For clarification, a vegetarian is someone who does not eat meat, such as chicken, beef, pork, or fish. This is not to be confused with a vegan, who is someone that does not consume any animal products, which includes meat, dairy, honey, etc. Both groups decide to not eat meat for their own personal reasons, whether it be moral, environmental, or for health. Junior Caroline Pettykane, vice president of Environmental Club, and proud vegan shares, “It is proven to be the best way to help the environment and I am a huge environmentalist and animal lover. It was hard for me to see the cruelty and ignore it.” Many people express that giving up meat is near impossible, but they do not have to give it up cold turkey. Scientists and environmentalists express that if the world cuts down on their meat and dairy consumption little by little, it would reduce greenhouse gases, acid levels, and land/water use.

Vegetarian Times shares that 7.3 million Americans are vegetarians and 1 million are vegans. It is a growing and evolving way of plant based eating that many are picking up due to the current state of the environment. Emma Maclean, Junior and vegetarian of 12 years states, “Being a vegetarian in 2019 means that I am part of a fixing issue that has been going on since the beginning of civilization.” Although it is a satisfying and rewarding eating lifestyle, it does come with some difficult situations. Many vegetarians and vegans occasionally crave the old food they used to eat, and sometimes have a hard time trying to find meat free meals in restaurants. At times they feel like a burden to request something with no meat in it, or even have to refuse food that was made for them. Other than that, vegetarians and vegans love knowing they are helping the environment and benefiting their bodies in a simple way.

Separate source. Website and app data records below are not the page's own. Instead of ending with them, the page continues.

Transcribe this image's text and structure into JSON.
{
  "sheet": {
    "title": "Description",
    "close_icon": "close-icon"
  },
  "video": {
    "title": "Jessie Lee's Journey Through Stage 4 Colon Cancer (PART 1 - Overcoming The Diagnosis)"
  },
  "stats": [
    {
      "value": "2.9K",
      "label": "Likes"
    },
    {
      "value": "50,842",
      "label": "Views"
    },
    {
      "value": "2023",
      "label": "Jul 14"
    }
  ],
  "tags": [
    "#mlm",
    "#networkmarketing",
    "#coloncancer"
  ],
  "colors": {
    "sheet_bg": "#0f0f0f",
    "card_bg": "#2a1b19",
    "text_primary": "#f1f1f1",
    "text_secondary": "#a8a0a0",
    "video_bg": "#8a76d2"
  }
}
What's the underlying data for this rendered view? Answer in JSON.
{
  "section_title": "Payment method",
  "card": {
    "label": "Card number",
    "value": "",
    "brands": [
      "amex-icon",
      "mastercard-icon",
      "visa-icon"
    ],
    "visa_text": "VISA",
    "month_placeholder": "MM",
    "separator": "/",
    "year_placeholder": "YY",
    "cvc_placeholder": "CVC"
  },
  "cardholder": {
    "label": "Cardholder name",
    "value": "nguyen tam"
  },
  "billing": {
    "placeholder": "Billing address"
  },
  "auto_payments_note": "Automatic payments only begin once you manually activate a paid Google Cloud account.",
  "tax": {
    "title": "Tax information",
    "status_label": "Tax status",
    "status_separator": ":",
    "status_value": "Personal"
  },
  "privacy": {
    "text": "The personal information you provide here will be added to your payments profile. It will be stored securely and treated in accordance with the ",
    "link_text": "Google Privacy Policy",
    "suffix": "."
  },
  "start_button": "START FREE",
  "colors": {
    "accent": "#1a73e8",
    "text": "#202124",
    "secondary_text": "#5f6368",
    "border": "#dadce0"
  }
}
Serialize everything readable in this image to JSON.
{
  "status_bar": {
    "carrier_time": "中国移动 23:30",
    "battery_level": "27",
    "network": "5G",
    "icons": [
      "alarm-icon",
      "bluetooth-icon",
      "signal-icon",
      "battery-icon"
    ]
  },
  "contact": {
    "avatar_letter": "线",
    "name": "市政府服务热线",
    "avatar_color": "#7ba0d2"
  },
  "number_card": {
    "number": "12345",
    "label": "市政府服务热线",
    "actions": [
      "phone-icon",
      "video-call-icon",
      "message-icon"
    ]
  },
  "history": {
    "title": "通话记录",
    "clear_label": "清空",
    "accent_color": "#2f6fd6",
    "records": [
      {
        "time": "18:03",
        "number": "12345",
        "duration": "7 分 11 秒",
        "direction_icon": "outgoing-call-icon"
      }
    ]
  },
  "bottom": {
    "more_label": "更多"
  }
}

Many people are skeptical of vegetarian and vegan diets, thinking it is all just healthy food 24/7, when in reality it is not like that all the time. Masa Ofei, from The Minimalist Vegan shares, “It really bothers me when I see/hear others assuming that because you are vegan, you MUST be healthy.” Eating plant based meals are definitely more nutritious and beneficial, but vegetarians and vegans are humans too. They just as much as meat eaters love eating desserts, burgers, and other junk food, but just in a version they can enjoy.

When students at Battlefield were young children, their parents mostly chose the food they ate. Now that they are older, they can make their own decisions for themselves and decide what they want to support. With that in mind, a new generation of people are adopting vegetarianism and veganism all around the world, giving a little love to the planet.